Might I take a moment to reflect on how time is flying. During the week, Dr B and I attended the school sports assembly. It was YoungB’s last such event, which is a somewhat sobering thought. We were delighted that the guest speaker was a rower; an Olympic finalist, what’s more. She spoke about the mental strength required to be an elite athlete. YoungB has yet to reach quite her level of mental strength but he has already proved that he can be focused and that he’s willing to put in a lot of hours to train for high level achievements. Fittingly, his prowess as a rower was recognised with the presentation of a Blue, the school’s highest sporting award.
The criteria are:
- Involvement in, service to and leadership of the sport;
- Commitment to the greater school sporting program;
- General attitude towards the school’s academic program; and
- Attributes as a role model.

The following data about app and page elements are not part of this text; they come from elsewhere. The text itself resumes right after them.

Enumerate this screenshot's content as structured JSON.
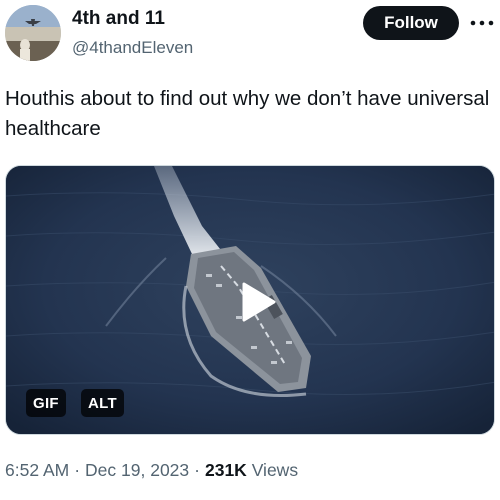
{
  "author": {
    "display_name": "4th and 11",
    "handle": "@4thandEleven"
  },
  "follow_label": "Follow",
  "tweet_text": "Houthis about to find out why we don’t have universal healthcare",
  "media": {
    "badges": {
      "gif": "GIF",
      "alt": "ALT"
    },
    "play_icon": "play-icon"
  },
  "meta": {
    "time": "6:52 AM",
    "separator": "·",
    "date": "Dec 19, 2023",
    "views_count": "231K",
    "views_label": "Views"
  },
  "colors": {
    "text_primary": "#0f1419",
    "text_secondary": "#536471",
    "follow_bg": "#0f1419",
    "sea": "#223148"
  },
  "icons": [
    "more-icon",
    "play-icon"
  ]
}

We know our son with all his faults and quirky little ways and we know that he well deserved that recognition. His participation in and contribution to the school as a rower and all-round sportsman has been remarkable, especially to us, because when he started at the school, nobody would have picked him as a sporting type. He had a few physical handicaps, albeit minor but certainly drawbacks to sporting achievement, so the discovery of rowing was better than winning the lottery.

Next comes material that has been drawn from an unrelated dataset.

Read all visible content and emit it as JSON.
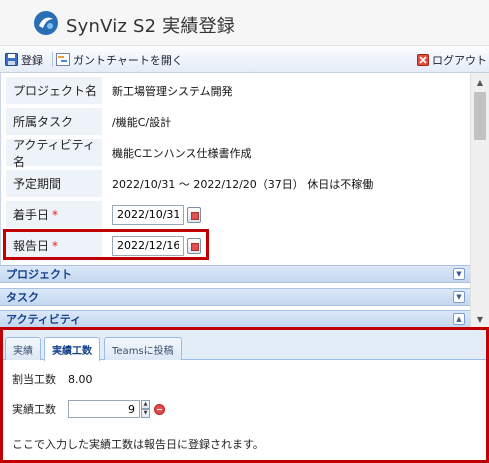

He is, as the citation suggested, a much-decorated rower and he has held a number of academic and sporting leadership positions throughout the five years he has been at the school. He is presently coaching junior rowers at a four-day camp, up on the big River. He will continue his association with the school, much as several of the other coaches are doing. When I waved him off and said I hoped he’d have a good time his response was along the lines of, “Four days torturing little kids? Sounds great!” Uh, I’m not entirely certain that that’s in the true spirit of a Blue!